There’s been a lot of talk on Autocat this week regarding the absence of RDA’s first full draft.  It was originally supposed to be released last week.  Now the rumor mill is saying it’ll be out on Halloween, the irony of which has not passed anyone by, especially not after Heidi Hoerman’s presentation.  Something has gone horribly wrong.

Reaching our Limits

October 4, 2008

There are some days when I truly despair for how far behind library catalogs are from the rest of the world.  At work yesterday one of my colleagues was attempting to compile a list of our new DVDs for our patrons and was unable to pull out a single piece of useful from the system besides the titles.  She wanted to list the directors of each film, which couldn’t be done.  She also wanted the year each film was released in cases where there were multiple adaptations, couldn’t be done.

The sad thing is that some of that information was indeed in the records, just not in a useful way.  Anyone who has any role in the production of a film can be listed in a record if the cataloger felt so inclined at the time, but their roles are never assigned and it’s not considered essential information so it only appears sporadically.  

Which officially makes our catalogs less powerful than the IMDB, Google, and the spreadsheet I cobbled together in excel for my own collection.  And don’t think that dvd’s are a unique example, this is par for the course.  Using a catalog try to find comics written but not drawn by Frank Miller, novels written by the actual V.C. Andrews, or a collection containing the Raven by Edgar Allen Poe.

These are all useful, fairly everyday searches that are impossible to conduct using the catalog alone.  And we these are pieces of software we’re paying small ransoms for, which are all the while becoming more and more obsolete.  And to make maters worse, we can accept a large amount of the blame for this ourselves.  While we’re debating the practicalities of FRBR and RDA and generally aren’t getting anywhere with a great deal of speed LibraryThing is merrily marching on with less than a dozen people on staff and have been implementing exactly these sorts of things monthly.

Why can’t we do the same with the resources that come from the rest of the profession?

The Nail In the Coffin

October 2, 2008

I just had to share this one.  Heidi Hoerman has put together a brilliant slide show (sadly her talk that went with it is not available) in which she makes the case that RDA is destined “to die a quiet death”.  Her arguments are pretty sound and I can’t help but agree.

Cost of RDA

September 24, 2008

Wow, going through my autocat digest this morning I came across a gigantic thread concerning the proposed economic model for the new RDA standard.  I think it’s safe to say that people are not happy with it.  Librarians are demanding a model that makes the proposal freely available and many have said that they don’t see it catching on if its distributed via a subscription service.  

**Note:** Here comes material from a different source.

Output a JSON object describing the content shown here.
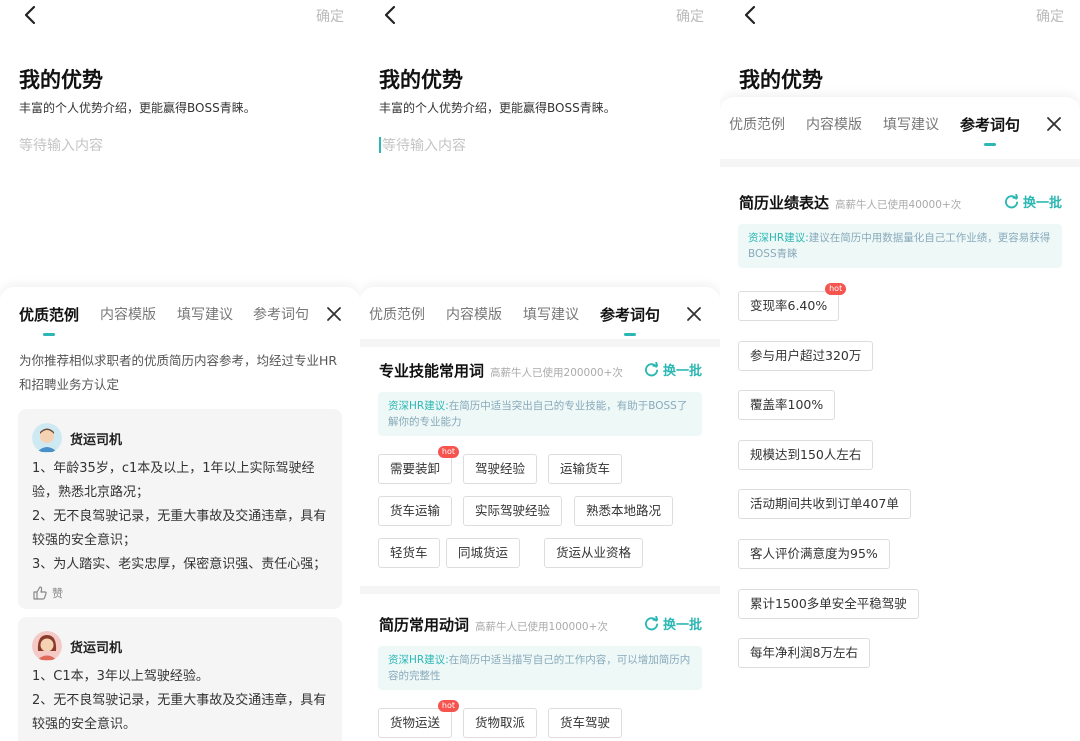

The only counter arguement stated so far over the listserv is that RDA’s potential distributors don’t see the potential in the free models to recoup their development costs.  It’s early and there aren’t any figures out there for either side, but my gut response is with those who say that the free will prove prohibitive to its use, especially since a large portion of the cataloging community out there remains unconvinced of RDA’s value to begin with, and I’m among them.

The RDA Saga Continues

August 26, 2008

Ann Chapman has put her RDA support piece, RDA: a Cataloging Code for the 21st Century, online.  It’s a great piece of propaganda, that makes RDA sound great without addressing any of the criticisms heaped upon the proposed standard.